These “grow more” and “go east” solutions for Dhaka give rise to disconcerting questions.
That there is an “enormous tract of land” on the eastern side of Dhaka is a myth. If it were a land in the first place, it has already been occupied by powerful corporations and developers who see profit as the only way forward.
Just keep going through Khilkhet toward the Balu River and then Shitalakhya River. It feels like a haunted journey through a postmodern wasteland of silvery sand, occasionally interrupted by anaemic rivulets and the sand-carrying barges that navigate through them. In the midst of the area's unsettling quiet, if you try, you can hear the cry of the people who were coerced to sell their ancestral aqua-lands that once defined Dhaka's eastern frontier.
Why is this area now a vast land of sand? That's because most of Dhaka east has never been a land in the first place. It used to be a floodplain, a sprawling low-lying hydrography that acted like an ecological sponge, absorbing flood water, water from the city's natural drain networks, and rainwater runoffs. And, the locals lived off this land-water geography.

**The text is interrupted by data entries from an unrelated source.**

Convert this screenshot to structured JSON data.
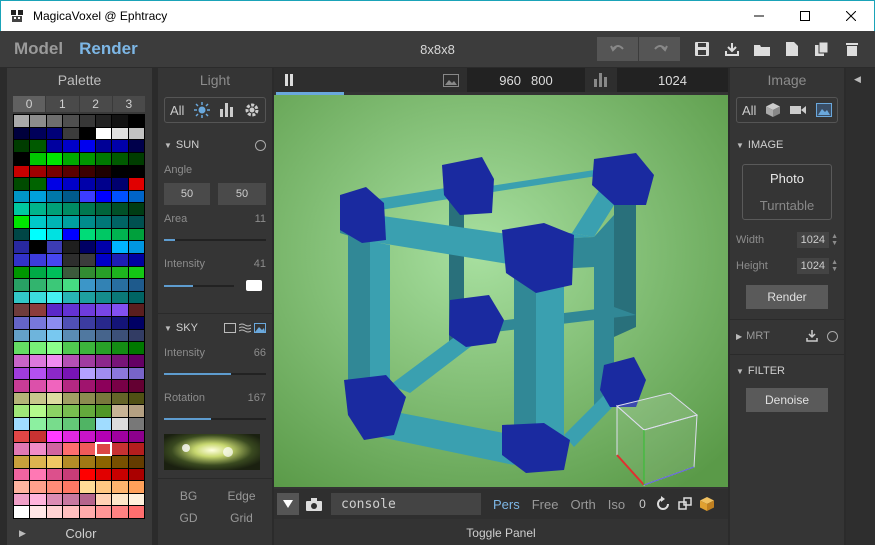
{
  "window": {
    "title": "MagicaVoxel @ Ephtracy"
  },
  "menubar": {
    "mode_model": "Model",
    "mode_render": "Render",
    "doc_title": "8x8x8"
  },
  "palette": {
    "title": "Palette",
    "tabs": [
      "0",
      "1",
      "2",
      "3"
    ],
    "footer_label": "Color",
    "selected_index": 213,
    "rows": [
      [
        "#a9a9a9",
        "#8c8c8c",
        "#6e6e6e",
        "#4f4f4f",
        "#373737",
        "#232323",
        "#121212",
        "#000000"
      ],
      [
        "#00003c",
        "#00005a",
        "#000078",
        "#3c3c3c",
        "#000000",
        "#ffffff",
        "#e1e1e1",
        "#c3c3c3"
      ],
      [
        "#003c00",
        "#005a00",
        "#0000a0",
        "#0000c8",
        "#0000f0",
        "#000096",
        "#0000aa",
        "#00004b"
      ],
      [
        "#000000",
        "#00c800",
        "#00e600",
        "#00aa00",
        "#009600",
        "#007800",
        "#005a00",
        "#003c00"
      ],
      [
        "#c80000",
        "#a00000",
        "#780000",
        "#5a0000",
        "#3c0000",
        "#1e0000",
        "#000000",
        "#000000"
      ],
      [
        "#004b00",
        "#006400",
        "#0000e6",
        "#0000c8",
        "#0000aa",
        "#00008c",
        "#00006e",
        "#e10000"
      ],
      [
        "#0096c8",
        "#00a0dc",
        "#0078aa",
        "#005a8c",
        "#3c3cff",
        "#0000ff",
        "#0050ff",
        "#0064c8"
      ],
      [
        "#00c8a0",
        "#00b48c",
        "#00a078",
        "#008c64",
        "#007850",
        "#00643c",
        "#005028",
        "#003c14"
      ],
      [
        "#00e600",
        "#00c8c8",
        "#00b4b4",
        "#00a0a0",
        "#008c8c",
        "#007878",
        "#006464",
        "#005050"
      ],
      [
        "#004646",
        "#00ffff",
        "#00e1e1",
        "#0000ff",
        "#00dc78",
        "#00c864",
        "#00b450",
        "#00a03c"
      ],
      [
        "#2828a0",
        "#000000",
        "#3c3cb4",
        "#1e1e1e",
        "#000064",
        "#0000aa",
        "#00b4ff",
        "#0096e1"
      ],
      [
        "#3232c8",
        "#3c3cdc",
        "#4646f0",
        "#2d2d2d",
        "#3c3c3c",
        "#0000c8",
        "#1e1eb4",
        "#0000a0"
      ],
      [
        "#009600",
        "#00aa46",
        "#00be5a",
        "#3c5a3c",
        "#328c32",
        "#28a028",
        "#1eb41e",
        "#14c814"
      ],
      [
        "#28a064",
        "#32b46e",
        "#3cc878",
        "#46dc82",
        "#3c96c8",
        "#3282b4",
        "#286ea0",
        "#1e5a8c"
      ],
      [
        "#32c8c8",
        "#3cdcdc",
        "#46f0f0",
        "#28b4b4",
        "#1ea0a0",
        "#148c8c",
        "#0a7878",
        "#006464"
      ],
      [
        "#6e3c3c",
        "#8c3c3c",
        "#5a28c8",
        "#6432d2",
        "#6e3cdc",
        "#7846e6",
        "#8250f0",
        "#5a1e1e"
      ],
      [
        "#6464c8",
        "#7878dc",
        "#8c8cf0",
        "#5050b4",
        "#3c3ca0",
        "#28288c",
        "#141478",
        "#000064"
      ],
      [
        "#64a0c8",
        "#6eb4dc",
        "#78c8f0",
        "#5a8cb4",
        "#5078a0",
        "#46648c",
        "#3c5078",
        "#323c64"
      ],
      [
        "#64dc64",
        "#78f078",
        "#8cff8c",
        "#50c850",
        "#3cb43c",
        "#28a028",
        "#148c14",
        "#007800"
      ],
      [
        "#c864c8",
        "#dc78dc",
        "#f08cf0",
        "#b450b4",
        "#a03ca0",
        "#8c288c",
        "#781478",
        "#640064"
      ],
      [
        "#a03cdc",
        "#b450f0",
        "#8c28c8",
        "#7814b4",
        "#b4a0ff",
        "#a08cf0",
        "#8c78dc",
        "#7864c8"
      ],
      [
        "#c83c96",
        "#dc50aa",
        "#f064be",
        "#b42882",
        "#a0146e",
        "#8c005a",
        "#780046",
        "#640032"
      ],
      [
        "#b4b478",
        "#c8c88c",
        "#dcdca0",
        "#a0a064",
        "#8c8c50",
        "#78783c",
        "#646428",
        "#505014"
      ],
      [
        "#a0e678",
        "#b4fa8c",
        "#8cd264",
        "#78be50",
        "#64aa3c",
        "#509628",
        "#c8b496",
        "#b4a082"
      ],
      [
        "#a0dcff",
        "#8cf0a0",
        "#78dc8c",
        "#64c878",
        "#50b464",
        "#a0dcff",
        "#dcdcdc",
        "#787878"
      ],
      [
        "#e14646",
        "#c83232",
        "#ff3cff",
        "#e128e1",
        "#c814c8",
        "#b400b4",
        "#a000a0",
        "#8c008c"
      ],
      [
        "#e178b4",
        "#f08cc8",
        "#d264a0",
        "#ff6e6e",
        "#f05a5a",
        "#dc4646",
        "#c83232",
        "#b41e1e"
      ],
      [
        "#c8a03c",
        "#dcb450",
        "#f0c864",
        "#b48c28",
        "#a07814",
        "#8c6400",
        "#785000",
        "#643c00"
      ],
      [
        "#f064a0",
        "#ff78b4",
        "#dc508c",
        "#c83c78",
        "#ff0000",
        "#e10000",
        "#c80000",
        "#aa0000"
      ],
      [
        "#ffb4a0",
        "#ffa08c",
        "#ff8c78",
        "#ff7864",
        "#ffdc96",
        "#ffc882",
        "#ffb46e",
        "#ffa05a"
      ],
      [
        "#f0a0c8",
        "#ffb4dc",
        "#dc8cb4",
        "#c878a0",
        "#b4648c",
        "#ffd2b4",
        "#ffe6c8",
        "#fff0dc"
      ],
      [
        "#ffffff",
        "#ffe6e6",
        "#ffd2d2",
        "#ffbebe",
        "#ffaaaa",
        "#ff9696",
        "#ff8282",
        "#ff6e6e"
      ]
    ]
  },
  "light": {
    "title": "Light",
    "filter_all": "All",
    "sun": {
      "label": "SUN",
      "angle_label": "Angle",
      "angle_a": "50",
      "angle_b": "50",
      "area_label": "Area",
      "area_value": "11",
      "area_fraction": 0.11,
      "intensity_label": "Intensity",
      "intensity_value": "41",
      "intensity_fraction": 0.41,
      "color": "#ffffff"
    },
    "sky": {
      "label": "SKY",
      "intensity_label": "Intensity",
      "intensity_value": "66",
      "intensity_fraction": 0.66,
      "rotation_label": "Rotation",
      "rotation_value": "167",
      "rotation_fraction": 0.46
    },
    "bottom_buttons": [
      "BG",
      "Edge",
      "GD",
      "Grid"
    ]
  },
  "viewport": {
    "width": "960",
    "height": "800",
    "samples": "1024",
    "progress_fraction": 0.15,
    "console": "console",
    "projections": [
      "Pers",
      "Free",
      "Orth",
      "Iso"
    ],
    "active_projection": "Pers",
    "counter": "0",
    "toggle_panel": "Toggle Panel",
    "background_center": "#a8e0a0",
    "background_edge": "#5a9a48",
    "voxel_color": "#3aa0b0",
    "edge_voxel_color": "#1a2aa0"
  },
  "image": {
    "title": "Image",
    "filter_all": "All",
    "image_section": "IMAGE",
    "photo": "Photo",
    "turntable": "Turntable",
    "width_label": "Width",
    "width_value": "1024",
    "height_label": "Height",
    "height_value": "1024",
    "render_button": "Render",
    "mrt_label": "MRT",
    "filter_section": "FILTER",
    "denoise_button": "Denoise"
  }
}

Alas, like other low-lying regions of the city, land-grabbers have filled up the east with impunity. City developer agencies like Rajuk not only watched the “ecocide” from the sidelines, but also participated in it. For example, the Rajuk-developed housing project Purbachal, a 6,000-plus acre floodplain between Balu and Shitalakhya, is now, say, a 10-feet-thick mass of neo-Coleridgian “sand, sand, everywhere.” Where would the massive quantity of water that used to drain into the eastern floodplains go now? Why are we surprised about waterlogging in the city?
The World Bank's Dhaka 2035 is curious. Seeing the city's eastern frontier as an “enormous empty land” ready to be transformed into a mega-shop for economic productivity is to ignore some of the basic tenets of liveable cities that are being championed today around the world. At the centre of the debate is: Should economic growth take precedence over ecological well-being?

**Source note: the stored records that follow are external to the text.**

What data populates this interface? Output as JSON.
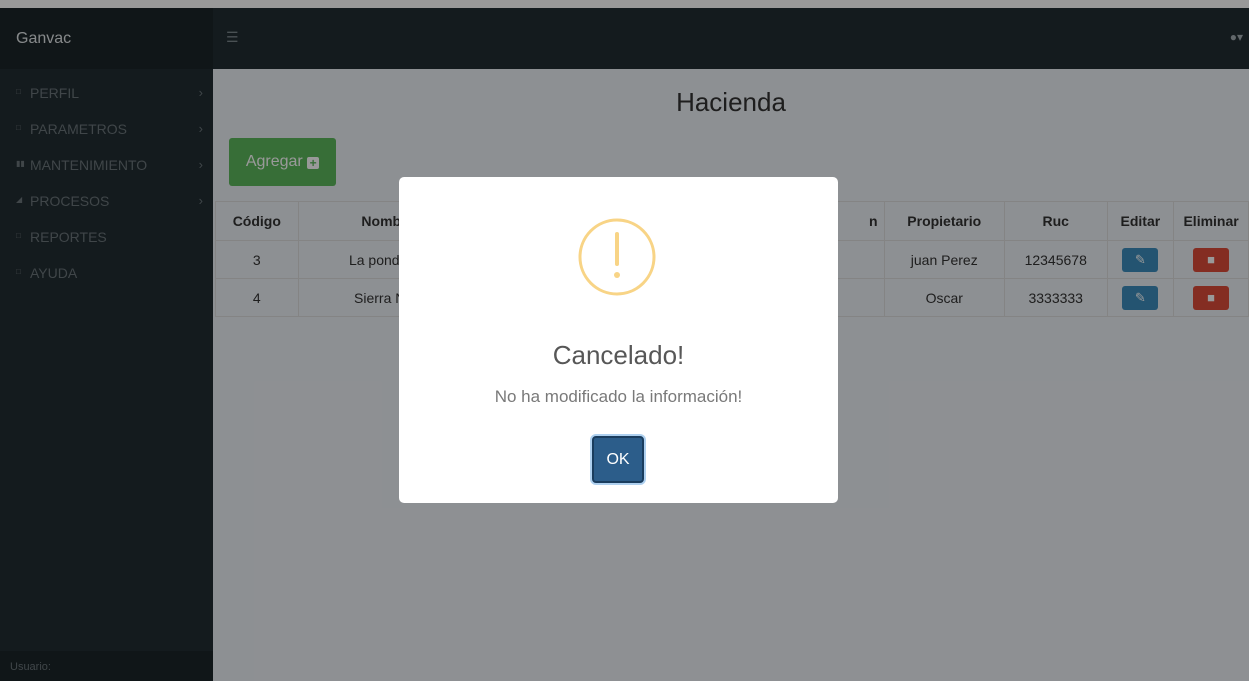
{
  "app": {
    "brand": "Ganvac",
    "menu_icon": "hamburger-icon",
    "user_icon": "user-icon"
  },
  "sidebar": {
    "items": [
      {
        "label": "PERFIL",
        "icon": "square-icon"
      },
      {
        "label": "PARAMETROS",
        "icon": "square-icon"
      },
      {
        "label": "MANTENIMIENTO",
        "icon": "tools-icon"
      },
      {
        "label": "PROCESOS",
        "icon": "chart-icon"
      },
      {
        "label": "REPORTES",
        "icon": "square-icon"
      },
      {
        "label": "AYUDA",
        "icon": "square-icon"
      }
    ],
    "footer": "Usuario:"
  },
  "main": {
    "title": "Hacienda",
    "add_label": "Agregar",
    "table": {
      "headers": [
        "Código",
        "Nombre",
        "n",
        "Propietario",
        "Ruc",
        "Editar",
        "Eliminar"
      ],
      "rows": [
        {
          "codigo": "3",
          "nombre": "La ponderos",
          "propietario": "juan Perez",
          "ruc": "12345678"
        },
        {
          "codigo": "4",
          "nombre": "Sierra Nort",
          "propietario": "Oscar",
          "ruc": "3333333"
        }
      ]
    }
  },
  "modal": {
    "icon": "warning-icon",
    "title": "Cancelado!",
    "text": "No ha modificado la información!",
    "ok_label": "OK",
    "accent_color": "#f8d486"
  }
}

Economy and ecology should not be mutually exclusive. An ecologically balanced city is good for the economy in the long run. Seoul recently replaced a massive, hovering expressway that pierced the city's central district with a water stream, rejuvenating down town social life. New York is transforming vehicular streets into pedestrian community spaces. And, business is growing.
Development ignoring the city's geographic DNA is bad business. There are no universal Pudong urban templates. Cities like Seoul, Melbourne, Portland (Oregon), and Medellin (Colombia), among others, teach us how existing cities could be reimagined and reorganised to serve the social and economic needs of their people.

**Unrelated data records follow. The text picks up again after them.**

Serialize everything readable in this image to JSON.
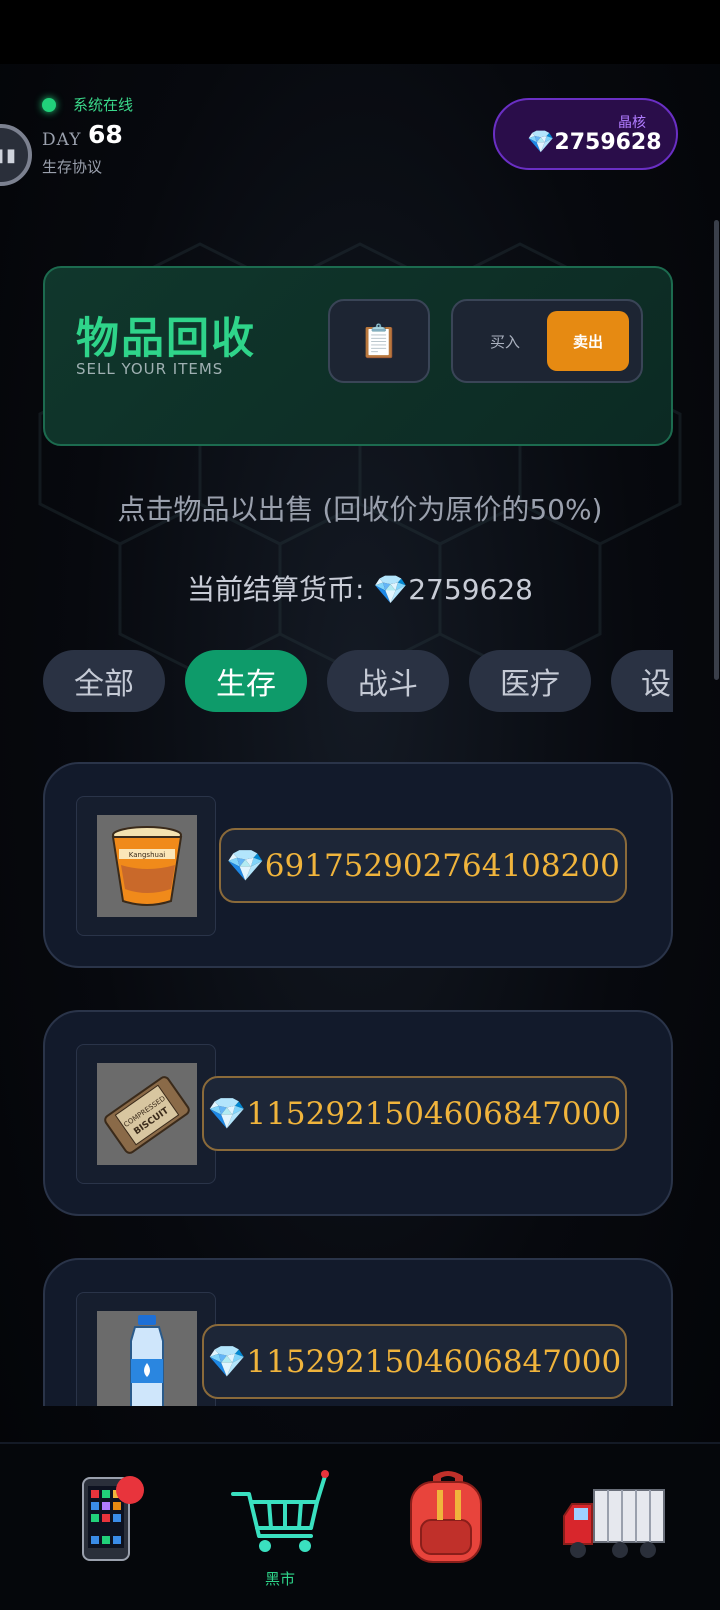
{
  "header": {
    "status_text": "系统在线",
    "day_label": "DAY",
    "day_number": "68",
    "protocol_label": "生存协议",
    "crystal_label": "晶核",
    "crystal_value": "💎2759628"
  },
  "panel": {
    "title": "物品回收",
    "subtitle": "SELL YOUR ITEMS",
    "clipboard_icon": "📋",
    "buy_label": "买入",
    "sell_label": "卖出"
  },
  "hint_text": "点击物品以出售 (回收价为原价的50%)",
  "currency_text": "当前结算货币: 💎2759628",
  "tabs": [
    {
      "label": "全部",
      "active": false
    },
    {
      "label": "生存",
      "active": true
    },
    {
      "label": "战斗",
      "active": false
    },
    {
      "label": "医疗",
      "active": false
    },
    {
      "label": "设",
      "active": false
    }
  ],
  "items": [
    {
      "icon": "instant-noodle-cup",
      "price": "💎691752902764108200"
    },
    {
      "icon": "compressed-biscuit",
      "price": "💎1152921504606847000"
    },
    {
      "icon": "water-bottle",
      "price": "💎1152921504606847000"
    }
  ],
  "nav": [
    {
      "icon": "phone-icon",
      "label": "",
      "has_badge": true
    },
    {
      "icon": "shopping-cart-icon",
      "label": "黑市",
      "has_badge": false
    },
    {
      "icon": "backpack-icon",
      "label": "",
      "has_badge": false
    },
    {
      "icon": "truck-icon",
      "label": "",
      "has_badge": false
    }
  ],
  "colors": {
    "accent_green": "#2fd48a",
    "sell_orange": "#e68a12",
    "price_gold": "#f0b43c",
    "crystal_purple": "#6a2fc4"
  }
}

Instead of drumming up Dhaka's mega-expansion, the World Bank should invest in developing other mid-sized Bangladeshi cities sustainably, while partnering with the government in recuperating Dhaka's eastern floodplains as land-water-green national parks. Invest in Dhaka's low-cost public transportation as community building tools, not in Pudongs as blueprints for Dhaka east.
Help reduce demand for cars rather than lamenting the loss of car speed on city streets. Invest in robust social campaigns to motivate the youth to ride bicycles to work rather than glorifying 300-feet-wide roads and flyovers as symbols of urban future. Invest in safe footpaths that would create a culture of pedestrianism. Help deglamorise car ownership. Invest in people-centric, humane cities. Economy will follow, sustainably.
*Illustration copyright: Amy Casey, with permission for one time use.
Adnan Morshed is an architect, architectural historian, and urbanist, and currently serving as Chairperson of the Department of Architecture at BRAC University. He is the author of Impossible Heights: Skyscrapers, Flight, and the Master Builder (2015) and Oculus: A Decade of Insights in Bangladeshi Affairs (2012). E-mail: firstname.lastname@example.org.